The Red Queen and the conscious consumer

The faster brands adapt their products and services to conscious consumption trends, so too does the marketplace and context in which they compete. We explore here how brands can avoid the Red Queen effect – running ever faster to stay in the same place – by building authentic and enduring relationships with consumers.

Author

MARK IRVINE (Communications specialist at DNV GL in Oslo) and DAVID BLYTH

Publication

Branders Magazine. Issue 13: August 2019

Until recently, many dismissed the market for ethical goods and services as a niche. That is no longer the case. Fairtrade’s global annual sales topped US$9 billion for the first time in 2017, growing at 8%. The UK’s Ethical

Consumer market report for 2018 revealed strong growth in key categories: ethical clothing up 19.9% and ethical food and drink up 16.3%. Opportunities for sustainable goods and services are booming. So too is the ability of online consumers to find such products and to ‘look beyond the label’ – an action, more than any other, that is coming to define the conscious consumer. There is now no shortage of apps and sites like Betterworldshopper.org and Good On You to assist them. Yet, in this crowded space, how does a brand create a lasting relationship with ethical conscious consumers to engender a fierce loyalty to an outstanding sustainable product or service? The answer lies in intertwining stories – the companies and the consumers. But cocreating stories is far from easy.

From a consumer perspective, individuals usually reference trends – such as the UK website RetailWeek’s top six ethical trends of 2019: plastic free produce, plastic-free packaging, compostable carrier bags, plant-based foods, natural fabric clothes, and clothing resale and recycling schemes. Incorporating these trends into your product or service offering requires creativity. For example, by deploying the psychological mechanism of ‘chunking’ – translating a broad trend into executable actions – e.g. “use our paper straws”, or “buy our branded, re-usable coffee cups”. However, such moves can be copied – beware the Red Queen! – perhaps enjoying short-term distinction but falling short of true differentiation.

It is extraordinarily difficult to achieve differentiation on the basis of so-called ‘credence’ attributes - claims that cannot be directly assessed by consumers. Certification and quality marks might help to elevate credence attributes to the level of search but without readily accessible evidence, credence claims and the stories behind them the risk of being perceived as ‘fairwashing’.

Moreover, consumers rarely have the time or the frame of reference to understand and process ethical information place in front of them. For example, do consumers see a product line with more than 30% recycled plastic as good or bad? Actually, most see it as bad, which suggests that recycling has to be all or nothing. This is a stark reminder that consumers – whether ‘conscious’ or not – generally think in terms of categories.

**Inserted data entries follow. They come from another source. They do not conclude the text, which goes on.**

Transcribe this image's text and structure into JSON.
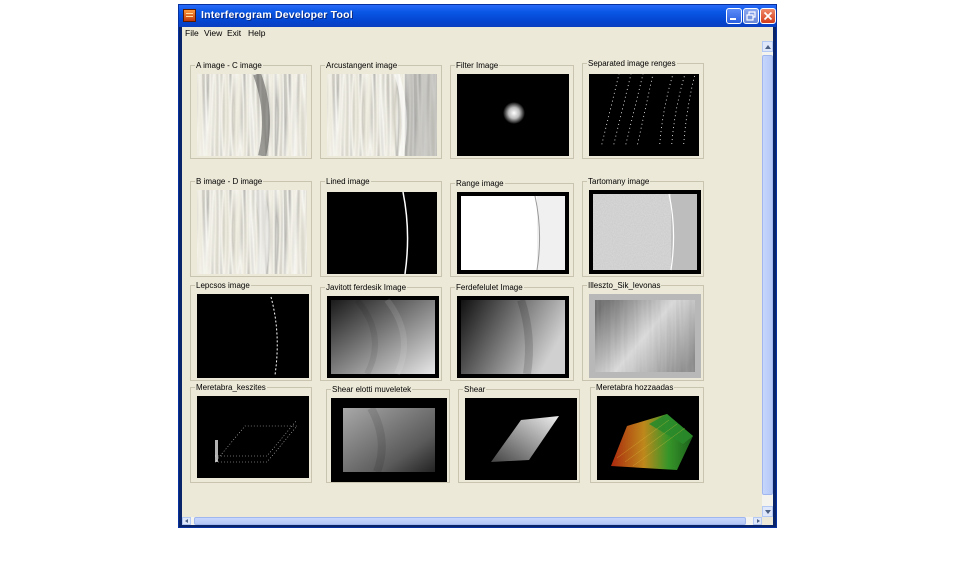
{
  "window": {
    "title": "Interferogram  Developer Tool",
    "controls": {
      "minimize": "minimize-icon",
      "restore": "restore-icon",
      "close": "close-icon"
    }
  },
  "menu": [
    {
      "label": "File"
    },
    {
      "label": "View"
    },
    {
      "label": "Exit"
    },
    {
      "label": "Help"
    }
  ],
  "panels": [
    {
      "label": "A image - C image"
    },
    {
      "label": "Arcustangent image"
    },
    {
      "label": "Filter Image"
    },
    {
      "label": "Separated  image renges"
    },
    {
      "label": "B image - D image"
    },
    {
      "label": "Lined image"
    },
    {
      "label": "Range image"
    },
    {
      "label": "Tartomany image"
    },
    {
      "label": "Lepcsos    image"
    },
    {
      "label": "Javitott ferdesik Image"
    },
    {
      "label": "Ferdefelulet Image"
    },
    {
      "label": "Illeszto_Sik_levonas"
    },
    {
      "label": "Meretabra_keszites"
    },
    {
      "label": "Shear elotti muveletek"
    },
    {
      "label": "Shear"
    },
    {
      "label": "Meretabra hozzaadas"
    }
  ],
  "colors": {
    "titlebar": "#0b58e6",
    "client_bg": "#ece9d8",
    "scrollbar_thumb": "#c6d6fc"
  }
}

By contrast, the task of establishing the credence of the multifaceted sustainability claims made by individual brands is overwhelming for most of us. A better strategy is to involve conscious consumers in the story of your brand – shifting the pendulum from ‘credence’, and beyond ‘search’ and into the domain of ‘experience’ attributes.

It is no accident that farmers markets are growing exponentially in the USA, with the more successful markets emphasizing interactivity. For example, farmaid.org Homegrown Village allowing visitors to watch and participate in the process of making a dye bath with plants. Visitors get to wear their experience. Similarly, the 25,000 members of the Tesla Owners Club of Norway, the world’s largest such Facebook group, are highly active relating their experience stories, for instance, discussing in impressive technical detail the carbon footprint of EVs versus combustion vehicles. There are many steps along the road to building enduring relationships with conscious consumers but credence as experience and a story is the most powerful combination. Pursued intelligently, a brand can travel with a consumer towards an ever-deeper consciousness. A brand and its co-creators can shift to awareness and practice of anti-consumerism; valuing maintenance, reuse and sharing over new purchases.

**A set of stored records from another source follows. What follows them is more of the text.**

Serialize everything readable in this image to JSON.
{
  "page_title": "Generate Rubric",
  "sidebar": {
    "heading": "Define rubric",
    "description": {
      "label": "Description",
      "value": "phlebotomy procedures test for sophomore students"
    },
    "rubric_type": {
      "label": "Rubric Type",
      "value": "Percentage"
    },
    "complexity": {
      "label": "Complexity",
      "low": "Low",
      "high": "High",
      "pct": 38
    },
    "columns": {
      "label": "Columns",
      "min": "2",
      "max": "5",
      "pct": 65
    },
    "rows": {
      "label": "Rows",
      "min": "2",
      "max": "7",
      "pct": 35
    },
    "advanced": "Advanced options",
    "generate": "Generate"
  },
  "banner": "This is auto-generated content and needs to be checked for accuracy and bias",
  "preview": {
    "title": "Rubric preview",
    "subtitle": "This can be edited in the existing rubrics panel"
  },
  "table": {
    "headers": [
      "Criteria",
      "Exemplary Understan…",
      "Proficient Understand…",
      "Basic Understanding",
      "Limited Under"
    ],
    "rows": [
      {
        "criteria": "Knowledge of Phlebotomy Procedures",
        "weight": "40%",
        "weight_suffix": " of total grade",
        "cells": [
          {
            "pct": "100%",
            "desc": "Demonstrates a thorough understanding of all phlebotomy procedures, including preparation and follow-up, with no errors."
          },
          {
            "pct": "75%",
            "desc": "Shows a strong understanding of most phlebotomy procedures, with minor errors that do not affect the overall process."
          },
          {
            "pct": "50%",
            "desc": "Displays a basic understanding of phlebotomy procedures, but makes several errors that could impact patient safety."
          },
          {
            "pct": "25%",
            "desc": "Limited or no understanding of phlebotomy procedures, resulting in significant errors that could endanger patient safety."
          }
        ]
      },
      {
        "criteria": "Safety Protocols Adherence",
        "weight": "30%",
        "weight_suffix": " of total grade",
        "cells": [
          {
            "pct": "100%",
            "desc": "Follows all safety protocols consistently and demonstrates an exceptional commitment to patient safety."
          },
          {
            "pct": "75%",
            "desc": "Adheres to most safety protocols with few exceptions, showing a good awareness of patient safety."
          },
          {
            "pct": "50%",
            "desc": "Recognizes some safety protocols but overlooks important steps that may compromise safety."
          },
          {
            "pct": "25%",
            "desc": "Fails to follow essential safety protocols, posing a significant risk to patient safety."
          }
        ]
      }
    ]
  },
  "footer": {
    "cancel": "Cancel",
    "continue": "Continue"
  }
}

A step further might be collaboration in political activism to shift regulatory agendas towards a more sustainable planet. ‘Cocreation’ with your customers may just be a ticket out of the Red Queen’s world.